Each entry below should be printed exactly as given.

### [Provided records]
____________________

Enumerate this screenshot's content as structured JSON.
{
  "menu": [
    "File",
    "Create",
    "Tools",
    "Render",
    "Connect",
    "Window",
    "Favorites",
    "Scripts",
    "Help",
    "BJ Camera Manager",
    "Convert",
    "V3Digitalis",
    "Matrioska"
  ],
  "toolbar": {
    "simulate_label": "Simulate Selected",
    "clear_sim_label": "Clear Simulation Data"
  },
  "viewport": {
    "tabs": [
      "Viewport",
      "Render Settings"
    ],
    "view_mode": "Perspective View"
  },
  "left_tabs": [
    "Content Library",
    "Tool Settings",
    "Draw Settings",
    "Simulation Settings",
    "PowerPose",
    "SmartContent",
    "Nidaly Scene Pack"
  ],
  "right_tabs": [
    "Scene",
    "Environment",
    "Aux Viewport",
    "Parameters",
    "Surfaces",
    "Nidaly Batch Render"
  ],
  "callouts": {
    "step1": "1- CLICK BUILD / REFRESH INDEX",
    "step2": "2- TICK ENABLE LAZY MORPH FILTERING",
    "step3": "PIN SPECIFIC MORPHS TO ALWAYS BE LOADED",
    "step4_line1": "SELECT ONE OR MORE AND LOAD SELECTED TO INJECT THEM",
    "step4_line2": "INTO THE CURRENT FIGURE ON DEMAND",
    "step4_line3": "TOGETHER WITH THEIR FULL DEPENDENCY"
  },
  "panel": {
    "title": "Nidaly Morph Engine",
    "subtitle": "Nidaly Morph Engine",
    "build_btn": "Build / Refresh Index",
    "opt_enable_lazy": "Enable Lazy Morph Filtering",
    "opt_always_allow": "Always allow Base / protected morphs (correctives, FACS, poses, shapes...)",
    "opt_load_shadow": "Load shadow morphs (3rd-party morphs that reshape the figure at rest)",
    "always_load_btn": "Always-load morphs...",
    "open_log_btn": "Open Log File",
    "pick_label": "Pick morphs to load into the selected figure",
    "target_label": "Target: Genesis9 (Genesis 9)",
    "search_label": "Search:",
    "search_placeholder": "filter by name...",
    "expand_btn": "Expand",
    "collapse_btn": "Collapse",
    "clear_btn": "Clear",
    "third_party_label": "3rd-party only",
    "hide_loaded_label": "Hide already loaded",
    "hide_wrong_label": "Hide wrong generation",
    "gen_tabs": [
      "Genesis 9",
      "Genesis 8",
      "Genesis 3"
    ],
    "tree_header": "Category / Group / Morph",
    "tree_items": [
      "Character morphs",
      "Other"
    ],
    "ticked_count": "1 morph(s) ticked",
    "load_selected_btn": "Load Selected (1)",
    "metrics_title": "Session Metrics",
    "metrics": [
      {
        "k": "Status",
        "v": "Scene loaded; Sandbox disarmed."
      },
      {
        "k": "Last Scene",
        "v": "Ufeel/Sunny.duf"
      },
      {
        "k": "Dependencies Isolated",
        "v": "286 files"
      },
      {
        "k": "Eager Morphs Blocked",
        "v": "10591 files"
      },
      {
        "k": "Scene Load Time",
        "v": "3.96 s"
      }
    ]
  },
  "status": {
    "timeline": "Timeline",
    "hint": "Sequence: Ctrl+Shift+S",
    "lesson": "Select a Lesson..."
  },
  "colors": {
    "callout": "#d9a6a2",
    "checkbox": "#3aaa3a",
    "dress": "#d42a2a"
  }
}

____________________

### [Exercise response]
Enumerate this screenshot's content as structured JSON.
{
  "menu": [
    "File",
    "Create",
    "Tools",
    "Render",
    "Connect",
    "Window",
    "Favorites",
    "Scripts",
    "Help",
    "BJ Camera Manager",
    "Convert",
    "V3Digitalis",
    "Matrioska"
  ],
  "toolbar": {
    "simulate_label": "Simulate Selected",
    "clear_sim_label": "Clear Simulation Data"
  },
  "viewport": {
    "tabs": [
      "Viewport",
      "Render Settings"
    ],
    "view_mode": "Perspective View"
  },
  "left_tabs": [
    "Content Library",
    "Tool Settings",
    "Draw Settings",
    "Simulation Settings",
    "PowerPose",
    "SmartContent",
    "Nidaly Scene Pack"
  ],
  "right_tabs": [
    "Scene",
    "Environment",
    "Aux Viewport",
    "Parameters",
    "Surfaces",
    "Nidaly Batch Render"
  ],
  "callouts": {
    "step1": "1- CLICK BUILD / REFRESH INDEX",
    "step2": "2- TICK ENABLE LAZY MORPH FILTERING",
    "step3": "PIN SPECIFIC MORPHS TO ALWAYS BE LOADED",
    "step4_line1": "SELECT ONE OR MORE AND LOAD SELECTED TO INJECT THEM",
    "step4_line2": "INTO THE CURRENT FIGURE ON DEMAND",
    "step4_line3": "TOGETHER WITH THEIR FULL DEPENDENCY"
  },
  "panel": {
    "title": "Nidaly Morph Engine",
    "subtitle": "Nidaly Morph Engine",
    "build_btn": "Build / Refresh Index",
    "opt_enable_lazy": "Enable Lazy Morph Filtering",
    "opt_always_allow": "Always allow Base / protected morphs (correctives, FACS, poses, shapes...)",
    "opt_load_shadow": "Load shadow morphs (3rd-party morphs that reshape the figure at rest)",
    "always_load_btn": "Always-load morphs...",
    "open_log_btn": "Open Log File",
    "pick_label": "Pick morphs to load into the selected figure",
    "target_label": "Target: Genesis9 (Genesis 9)",
    "search_label": "Search:",
    "search_placeholder": "filter by name...",
    "expand_btn": "Expand",
    "collapse_btn": "Collapse",
    "clear_btn": "Clear",
    "third_party_label": "3rd-party only",
    "hide_loaded_label": "Hide already loaded",
    "hide_wrong_label": "Hide wrong generation",
    "gen_tabs": [
      "Genesis 9",
      "Genesis 8",
      "Genesis 3"
    ],
    "tree_header": "Category / Group / Morph",
    "tree_items": [
      "Character morphs",
      "Other"
    ],
    "ticked_count": "1 morph(s) ticked",
    "load_selected_btn": "Load Selected (1)",
    "metrics_title": "Session Metrics",
    "metrics": [
      {
        "k": "Status",
        "v": "Scene loaded; Sandbox disarmed."
      },
      {
        "k": "Last Scene",
        "v": "Ufeel/Sunny.duf"
      },
      {
        "k": "Dependencies Isolated",
        "v": "286 files"
      },
      {
        "k": "Eager Morphs Blocked",
        "v": "10591 files"
      },
      {
        "k": "Scene Load Time",
        "v": "3.96 s"
      }
    ]
  },
  "status": {
    "timeline": "Timeline",
    "hint": "Sequence: Ctrl+Shift+S",
    "lesson": "Select a Lesson..."
  },
  "colors": {
    "callout": "#d9a6a2",
    "checkbox": "#3aaa3a",
    "dress": "#d42a2a"
  }
}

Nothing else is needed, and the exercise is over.